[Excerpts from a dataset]
+ + + + + + +

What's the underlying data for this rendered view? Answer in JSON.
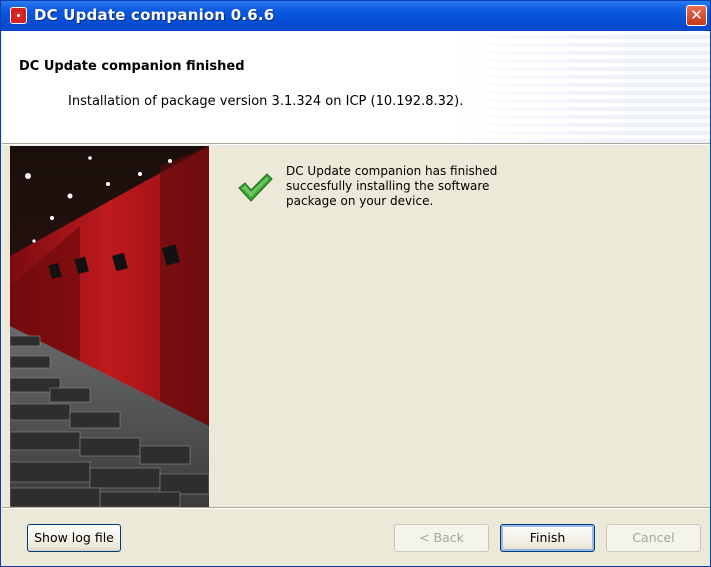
{
  "window": {
    "title": "DC Update companion 0.6.6",
    "close_glyph": "✕",
    "app_icon": "red-target-app-icon"
  },
  "header": {
    "title": "DC Update companion finished",
    "subtitle": "Installation of package version 3.1.324 on ICP (10.192.8.32)."
  },
  "content": {
    "message_lines": [
      "DC Update companion has finished",
      "succesfully installing the software",
      "package on your device."
    ],
    "status_icon": "green-checkmark-icon",
    "side_image": "cinema-auditorium-photo"
  },
  "buttons": {
    "show_log": "Show log file",
    "back": "< Back",
    "finish": "Finish",
    "cancel": "Cancel"
  },
  "colors": {
    "titlebar": "#0450d8",
    "close_button": "#d8502c",
    "check": "#3aa335",
    "wall_red": "#b8161a"
  }
}
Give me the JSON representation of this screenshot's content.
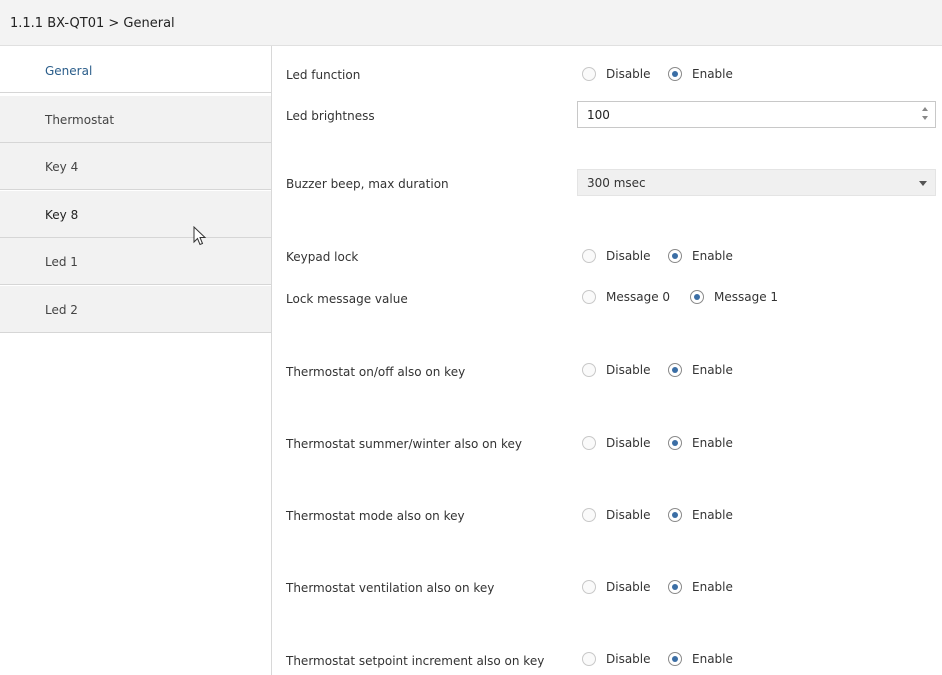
{
  "header": {
    "title": "1.1.1 BX-QT01 > General"
  },
  "sidebar": {
    "items": [
      {
        "label": "General",
        "active": true
      },
      {
        "label": "Thermostat"
      },
      {
        "label": "Key 4"
      },
      {
        "label": "Key 8"
      },
      {
        "label": "Led 1"
      },
      {
        "label": "Led 2"
      }
    ]
  },
  "settings": {
    "led_function": {
      "label": "Led function",
      "options": [
        "Disable",
        "Enable"
      ],
      "selected": "Enable"
    },
    "led_brightness": {
      "label": "Led brightness",
      "value": "100"
    },
    "buzzer": {
      "label": "Buzzer beep, max duration",
      "value": "300 msec"
    },
    "keypad_lock": {
      "label": "Keypad lock",
      "options": [
        "Disable",
        "Enable"
      ],
      "selected": "Enable"
    },
    "lock_message": {
      "label": "Lock message value",
      "options": [
        "Message 0",
        "Message 1"
      ],
      "selected": "Message 1"
    },
    "thermo_onoff": {
      "label": "Thermostat on/off also on key",
      "options": [
        "Disable",
        "Enable"
      ],
      "selected": "Enable"
    },
    "thermo_summer": {
      "label": "Thermostat summer/winter also on key",
      "options": [
        "Disable",
        "Enable"
      ],
      "selected": "Enable"
    },
    "thermo_mode": {
      "label": "Thermostat mode also on key",
      "options": [
        "Disable",
        "Enable"
      ],
      "selected": "Enable"
    },
    "thermo_vent": {
      "label": "Thermostat ventilation also on key",
      "options": [
        "Disable",
        "Enable"
      ],
      "selected": "Enable"
    },
    "thermo_setpoint": {
      "label": "Thermostat setpoint increment also on key",
      "options": [
        "Disable",
        "Enable"
      ],
      "selected": "Enable"
    }
  },
  "colors": {
    "accent": "#3b6ea5",
    "active_nav": "#2a5d8a",
    "sidebar_bg": "#f2f2f2"
  }
}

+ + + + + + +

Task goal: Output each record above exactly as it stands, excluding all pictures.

Written answer:
What's the underlying data for this rendered view? Answer in JSON.
{
  "window": {
    "title": "DC Update companion 0.6.6",
    "close_glyph": "✕",
    "app_icon": "red-target-app-icon"
  },
  "header": {
    "title": "DC Update companion finished",
    "subtitle": "Installation of package version 3.1.324 on ICP (10.192.8.32)."
  },
  "content": {
    "message_lines": [
      "DC Update companion has finished",
      "succesfully installing the software",
      "package on your device."
    ],
    "status_icon": "green-checkmark-icon",
    "side_image": "cinema-auditorium-photo"
  },
  "buttons": {
    "show_log": "Show log file",
    "back": "< Back",
    "finish": "Finish",
    "cancel": "Cancel"
  },
  "colors": {
    "titlebar": "#0450d8",
    "close_button": "#d8502c",
    "check": "#3aa335",
    "wall_red": "#b8161a"
  }
}
Give me the JSON representation of this screenshot's content.
{
  "header": {
    "title": "1.1.1 BX-QT01 > General"
  },
  "sidebar": {
    "items": [
      {
        "label": "General",
        "active": true
      },
      {
        "label": "Thermostat"
      },
      {
        "label": "Key 4"
      },
      {
        "label": "Key 8"
      },
      {
        "label": "Led 1"
      },
      {
        "label": "Led 2"
      }
    ]
  },
  "settings": {
    "led_function": {
      "label": "Led function",
      "options": [
        "Disable",
        "Enable"
      ],
      "selected": "Enable"
    },
    "led_brightness": {
      "label": "Led brightness",
      "value": "100"
    },
    "buzzer": {
      "label": "Buzzer beep, max duration",
      "value": "300 msec"
    },
    "keypad_lock": {
      "label": "Keypad lock",
      "options": [
        "Disable",
        "Enable"
      ],
      "selected": "Enable"
    },
    "lock_message": {
      "label": "Lock message value",
      "options": [
        "Message 0",
        "Message 1"
      ],
      "selected": "Message 1"
    },
    "thermo_onoff": {
      "label": "Thermostat on/off also on key",
      "options": [
        "Disable",
        "Enable"
      ],
      "selected": "Enable"
    },
    "thermo_summer": {
      "label": "Thermostat summer/winter also on key",
      "options": [
        "Disable",
        "Enable"
      ],
      "selected": "Enable"
    },
    "thermo_mode": {
      "label": "Thermostat mode also on key",
      "options": [
        "Disable",
        "Enable"
      ],
      "selected": "Enable"
    },
    "thermo_vent": {
      "label": "Thermostat ventilation also on key",
      "options": [
        "Disable",
        "Enable"
      ],
      "selected": "Enable"
    },
    "thermo_setpoint": {
      "label": "Thermostat setpoint increment also on key",
      "options": [
        "Disable",
        "Enable"
      ],
      "selected": "Enable"
    }
  },
  "colors": {
    "accent": "#3b6ea5",
    "active_nav": "#2a5d8a",
    "sidebar_bg": "#f2f2f2"
  }
}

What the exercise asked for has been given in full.